(Your instructions):
Find the string "JSON" in the listing and report every line that has it.

(Extracted information):
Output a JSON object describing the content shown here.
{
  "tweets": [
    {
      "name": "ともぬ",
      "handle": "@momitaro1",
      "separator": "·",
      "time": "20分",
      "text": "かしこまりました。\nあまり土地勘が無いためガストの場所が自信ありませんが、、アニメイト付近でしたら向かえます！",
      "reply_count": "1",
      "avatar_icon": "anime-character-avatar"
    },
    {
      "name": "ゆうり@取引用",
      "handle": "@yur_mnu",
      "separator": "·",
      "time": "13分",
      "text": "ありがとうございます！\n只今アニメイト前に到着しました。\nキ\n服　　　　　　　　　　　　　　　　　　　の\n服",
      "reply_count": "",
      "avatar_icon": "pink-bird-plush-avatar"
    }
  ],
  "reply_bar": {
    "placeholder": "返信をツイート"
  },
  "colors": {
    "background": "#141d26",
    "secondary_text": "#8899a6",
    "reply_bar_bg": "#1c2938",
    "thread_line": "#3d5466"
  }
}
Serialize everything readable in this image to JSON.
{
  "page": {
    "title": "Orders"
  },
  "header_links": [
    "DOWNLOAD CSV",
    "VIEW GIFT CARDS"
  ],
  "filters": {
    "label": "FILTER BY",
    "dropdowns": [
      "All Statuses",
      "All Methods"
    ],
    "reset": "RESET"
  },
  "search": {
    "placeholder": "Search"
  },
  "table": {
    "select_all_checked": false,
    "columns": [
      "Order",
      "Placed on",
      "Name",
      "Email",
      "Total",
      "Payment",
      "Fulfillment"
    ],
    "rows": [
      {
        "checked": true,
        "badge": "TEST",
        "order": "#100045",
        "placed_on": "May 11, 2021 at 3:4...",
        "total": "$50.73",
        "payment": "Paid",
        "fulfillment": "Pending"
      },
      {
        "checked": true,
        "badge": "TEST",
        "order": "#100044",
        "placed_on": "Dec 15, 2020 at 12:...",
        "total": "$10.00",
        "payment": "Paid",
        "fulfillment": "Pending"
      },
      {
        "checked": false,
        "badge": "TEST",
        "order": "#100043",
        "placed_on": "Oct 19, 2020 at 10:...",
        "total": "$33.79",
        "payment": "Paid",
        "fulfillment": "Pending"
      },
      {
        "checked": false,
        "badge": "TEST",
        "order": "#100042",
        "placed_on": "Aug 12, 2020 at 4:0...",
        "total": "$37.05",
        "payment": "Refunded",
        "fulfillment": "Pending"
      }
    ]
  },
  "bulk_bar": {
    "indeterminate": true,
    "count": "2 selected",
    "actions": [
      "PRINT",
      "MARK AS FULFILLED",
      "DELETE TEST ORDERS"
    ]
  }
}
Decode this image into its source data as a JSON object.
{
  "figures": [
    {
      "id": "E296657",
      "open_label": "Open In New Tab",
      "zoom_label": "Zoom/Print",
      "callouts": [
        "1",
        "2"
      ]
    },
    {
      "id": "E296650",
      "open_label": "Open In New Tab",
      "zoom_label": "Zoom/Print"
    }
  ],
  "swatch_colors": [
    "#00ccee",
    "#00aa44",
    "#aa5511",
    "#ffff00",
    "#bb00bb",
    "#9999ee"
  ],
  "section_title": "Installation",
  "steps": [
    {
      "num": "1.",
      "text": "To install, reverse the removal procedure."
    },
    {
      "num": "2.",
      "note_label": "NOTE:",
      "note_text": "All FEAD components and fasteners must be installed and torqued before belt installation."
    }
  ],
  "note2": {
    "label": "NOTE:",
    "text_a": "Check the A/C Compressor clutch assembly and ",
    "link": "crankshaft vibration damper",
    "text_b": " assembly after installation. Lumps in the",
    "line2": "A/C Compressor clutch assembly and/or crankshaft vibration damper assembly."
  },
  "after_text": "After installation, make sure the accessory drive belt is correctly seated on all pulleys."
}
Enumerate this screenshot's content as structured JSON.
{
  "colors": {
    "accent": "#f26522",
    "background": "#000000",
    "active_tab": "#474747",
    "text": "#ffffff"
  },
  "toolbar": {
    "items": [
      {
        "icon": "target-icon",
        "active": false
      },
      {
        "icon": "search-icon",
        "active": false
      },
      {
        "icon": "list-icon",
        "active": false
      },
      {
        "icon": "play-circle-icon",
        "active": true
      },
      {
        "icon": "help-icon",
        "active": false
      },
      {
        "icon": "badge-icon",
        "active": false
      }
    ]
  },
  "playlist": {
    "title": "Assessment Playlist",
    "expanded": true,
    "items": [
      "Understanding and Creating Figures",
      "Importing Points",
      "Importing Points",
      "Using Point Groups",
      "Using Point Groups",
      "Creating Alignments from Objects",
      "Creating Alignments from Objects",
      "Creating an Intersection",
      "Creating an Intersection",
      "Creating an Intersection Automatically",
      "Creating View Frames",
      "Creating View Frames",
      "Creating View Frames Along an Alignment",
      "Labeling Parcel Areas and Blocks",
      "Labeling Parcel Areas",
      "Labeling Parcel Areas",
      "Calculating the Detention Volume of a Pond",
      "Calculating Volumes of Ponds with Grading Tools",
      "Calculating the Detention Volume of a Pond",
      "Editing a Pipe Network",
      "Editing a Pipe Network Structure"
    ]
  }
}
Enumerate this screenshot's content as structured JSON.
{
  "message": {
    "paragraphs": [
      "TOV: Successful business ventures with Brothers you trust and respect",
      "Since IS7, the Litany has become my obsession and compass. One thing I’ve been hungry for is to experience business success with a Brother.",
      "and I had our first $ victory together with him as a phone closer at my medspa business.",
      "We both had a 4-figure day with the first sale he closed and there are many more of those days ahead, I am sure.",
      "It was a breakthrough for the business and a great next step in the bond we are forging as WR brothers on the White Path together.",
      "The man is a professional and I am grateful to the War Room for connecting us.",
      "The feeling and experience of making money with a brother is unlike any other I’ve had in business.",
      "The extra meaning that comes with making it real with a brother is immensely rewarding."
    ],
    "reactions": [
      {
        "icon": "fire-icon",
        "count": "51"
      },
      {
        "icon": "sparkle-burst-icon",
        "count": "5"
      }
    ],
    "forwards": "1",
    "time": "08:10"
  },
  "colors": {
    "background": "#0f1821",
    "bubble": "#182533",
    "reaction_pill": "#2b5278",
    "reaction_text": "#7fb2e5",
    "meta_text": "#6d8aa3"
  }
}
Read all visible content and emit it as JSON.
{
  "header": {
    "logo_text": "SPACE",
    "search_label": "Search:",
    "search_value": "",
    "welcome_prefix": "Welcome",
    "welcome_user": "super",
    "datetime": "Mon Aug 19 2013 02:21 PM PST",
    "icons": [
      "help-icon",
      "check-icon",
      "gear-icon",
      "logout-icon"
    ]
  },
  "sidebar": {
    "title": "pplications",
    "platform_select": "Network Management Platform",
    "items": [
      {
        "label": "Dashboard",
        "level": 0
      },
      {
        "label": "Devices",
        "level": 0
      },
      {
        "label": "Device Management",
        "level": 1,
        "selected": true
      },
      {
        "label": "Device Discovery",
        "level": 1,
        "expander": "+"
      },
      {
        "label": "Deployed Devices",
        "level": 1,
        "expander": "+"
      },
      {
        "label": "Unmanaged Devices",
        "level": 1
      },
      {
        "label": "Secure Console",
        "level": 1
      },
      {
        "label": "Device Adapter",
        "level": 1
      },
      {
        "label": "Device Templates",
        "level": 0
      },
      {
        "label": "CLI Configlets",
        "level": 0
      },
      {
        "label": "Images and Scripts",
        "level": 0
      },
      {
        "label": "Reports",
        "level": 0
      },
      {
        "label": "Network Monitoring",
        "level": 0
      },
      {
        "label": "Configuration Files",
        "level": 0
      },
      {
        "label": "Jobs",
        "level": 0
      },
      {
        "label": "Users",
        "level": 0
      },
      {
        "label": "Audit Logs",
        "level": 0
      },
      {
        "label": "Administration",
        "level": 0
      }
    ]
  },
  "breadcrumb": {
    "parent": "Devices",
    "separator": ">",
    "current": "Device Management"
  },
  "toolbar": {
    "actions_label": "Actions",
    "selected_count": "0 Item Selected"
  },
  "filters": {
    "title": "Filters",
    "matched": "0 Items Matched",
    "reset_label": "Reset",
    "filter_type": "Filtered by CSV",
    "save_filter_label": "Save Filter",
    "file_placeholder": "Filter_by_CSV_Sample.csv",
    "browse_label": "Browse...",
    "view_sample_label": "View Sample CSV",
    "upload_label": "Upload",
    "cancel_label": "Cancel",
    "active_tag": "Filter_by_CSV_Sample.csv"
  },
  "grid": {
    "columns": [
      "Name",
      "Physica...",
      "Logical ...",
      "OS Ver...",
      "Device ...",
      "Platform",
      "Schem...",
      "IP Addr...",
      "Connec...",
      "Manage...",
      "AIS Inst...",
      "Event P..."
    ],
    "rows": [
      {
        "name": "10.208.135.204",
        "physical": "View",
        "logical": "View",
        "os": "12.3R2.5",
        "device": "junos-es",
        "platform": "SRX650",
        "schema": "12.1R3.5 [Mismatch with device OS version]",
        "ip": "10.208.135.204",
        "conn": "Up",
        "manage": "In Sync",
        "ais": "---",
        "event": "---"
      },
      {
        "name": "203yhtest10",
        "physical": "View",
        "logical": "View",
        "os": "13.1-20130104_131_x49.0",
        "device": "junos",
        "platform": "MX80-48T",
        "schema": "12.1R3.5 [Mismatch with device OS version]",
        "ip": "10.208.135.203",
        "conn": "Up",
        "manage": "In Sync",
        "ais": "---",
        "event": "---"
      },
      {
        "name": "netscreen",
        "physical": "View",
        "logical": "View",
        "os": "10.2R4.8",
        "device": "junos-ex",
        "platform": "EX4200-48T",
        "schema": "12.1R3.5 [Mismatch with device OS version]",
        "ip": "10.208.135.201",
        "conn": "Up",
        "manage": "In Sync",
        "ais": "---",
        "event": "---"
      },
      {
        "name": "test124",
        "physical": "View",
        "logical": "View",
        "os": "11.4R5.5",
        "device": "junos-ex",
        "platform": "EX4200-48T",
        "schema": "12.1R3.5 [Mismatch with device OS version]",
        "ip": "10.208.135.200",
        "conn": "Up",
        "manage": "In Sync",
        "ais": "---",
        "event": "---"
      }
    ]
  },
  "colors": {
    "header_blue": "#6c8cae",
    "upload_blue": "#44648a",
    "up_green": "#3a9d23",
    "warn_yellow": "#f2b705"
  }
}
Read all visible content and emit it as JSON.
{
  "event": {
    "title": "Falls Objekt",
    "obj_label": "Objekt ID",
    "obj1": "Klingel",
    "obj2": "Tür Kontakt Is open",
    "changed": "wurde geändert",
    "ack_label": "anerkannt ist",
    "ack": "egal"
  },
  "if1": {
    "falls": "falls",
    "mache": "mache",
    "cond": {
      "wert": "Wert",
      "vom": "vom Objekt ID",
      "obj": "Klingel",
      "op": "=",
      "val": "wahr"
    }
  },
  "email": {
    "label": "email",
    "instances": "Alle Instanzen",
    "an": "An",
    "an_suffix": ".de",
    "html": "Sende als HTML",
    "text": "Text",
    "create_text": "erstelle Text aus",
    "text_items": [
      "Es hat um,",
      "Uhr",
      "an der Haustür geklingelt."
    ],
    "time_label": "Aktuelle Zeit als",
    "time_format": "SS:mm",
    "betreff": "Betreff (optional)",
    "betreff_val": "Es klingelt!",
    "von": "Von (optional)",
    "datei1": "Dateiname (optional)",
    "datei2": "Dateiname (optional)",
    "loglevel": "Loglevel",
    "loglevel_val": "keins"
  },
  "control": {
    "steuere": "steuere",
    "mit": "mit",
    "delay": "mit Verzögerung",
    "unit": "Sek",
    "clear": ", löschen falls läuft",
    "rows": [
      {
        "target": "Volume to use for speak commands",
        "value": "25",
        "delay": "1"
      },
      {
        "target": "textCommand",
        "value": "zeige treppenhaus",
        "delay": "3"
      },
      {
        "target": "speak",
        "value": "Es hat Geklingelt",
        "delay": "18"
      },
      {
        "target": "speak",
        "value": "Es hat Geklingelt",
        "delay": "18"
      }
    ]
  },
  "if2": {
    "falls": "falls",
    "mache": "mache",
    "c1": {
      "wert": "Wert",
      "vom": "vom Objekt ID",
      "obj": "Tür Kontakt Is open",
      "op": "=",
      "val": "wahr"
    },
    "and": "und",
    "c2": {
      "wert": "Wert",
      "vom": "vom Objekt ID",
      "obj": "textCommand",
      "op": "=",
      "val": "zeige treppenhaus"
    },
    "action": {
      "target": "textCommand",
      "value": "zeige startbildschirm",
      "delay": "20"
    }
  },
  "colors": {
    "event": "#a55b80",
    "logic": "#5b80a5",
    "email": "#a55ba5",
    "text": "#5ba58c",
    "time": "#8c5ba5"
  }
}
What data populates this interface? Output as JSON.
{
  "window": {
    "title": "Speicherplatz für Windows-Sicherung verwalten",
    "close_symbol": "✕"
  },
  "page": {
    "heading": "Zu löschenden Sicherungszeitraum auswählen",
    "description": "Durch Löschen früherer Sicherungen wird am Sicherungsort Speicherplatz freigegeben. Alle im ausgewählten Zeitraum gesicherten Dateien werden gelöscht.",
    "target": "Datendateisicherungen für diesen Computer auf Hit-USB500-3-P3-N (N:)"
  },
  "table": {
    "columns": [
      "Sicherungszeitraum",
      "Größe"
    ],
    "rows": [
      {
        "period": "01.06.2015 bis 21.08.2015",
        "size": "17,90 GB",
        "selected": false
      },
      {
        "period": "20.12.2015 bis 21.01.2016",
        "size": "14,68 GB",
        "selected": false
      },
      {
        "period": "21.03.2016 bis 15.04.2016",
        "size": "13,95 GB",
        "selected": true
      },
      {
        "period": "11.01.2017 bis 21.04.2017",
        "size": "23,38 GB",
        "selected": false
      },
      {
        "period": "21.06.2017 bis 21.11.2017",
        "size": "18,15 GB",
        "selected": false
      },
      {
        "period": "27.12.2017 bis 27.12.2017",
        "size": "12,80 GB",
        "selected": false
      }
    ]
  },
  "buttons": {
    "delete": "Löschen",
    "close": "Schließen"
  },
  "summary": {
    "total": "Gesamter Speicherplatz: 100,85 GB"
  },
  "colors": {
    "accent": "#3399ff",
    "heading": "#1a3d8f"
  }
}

(Result for this exercise):
Output a JSON object describing the content shown here.
Serialize everything readable in this image to JSON.
Decode this image into its source data as a JSON object.
Enumerate this screenshot's content as structured JSON.
Enumerate this screenshot's content as structured JSON.
Read all visible content and emit it as JSON.
Read all visible content and emit it as JSON.
What data populates this interface? Output as JSON.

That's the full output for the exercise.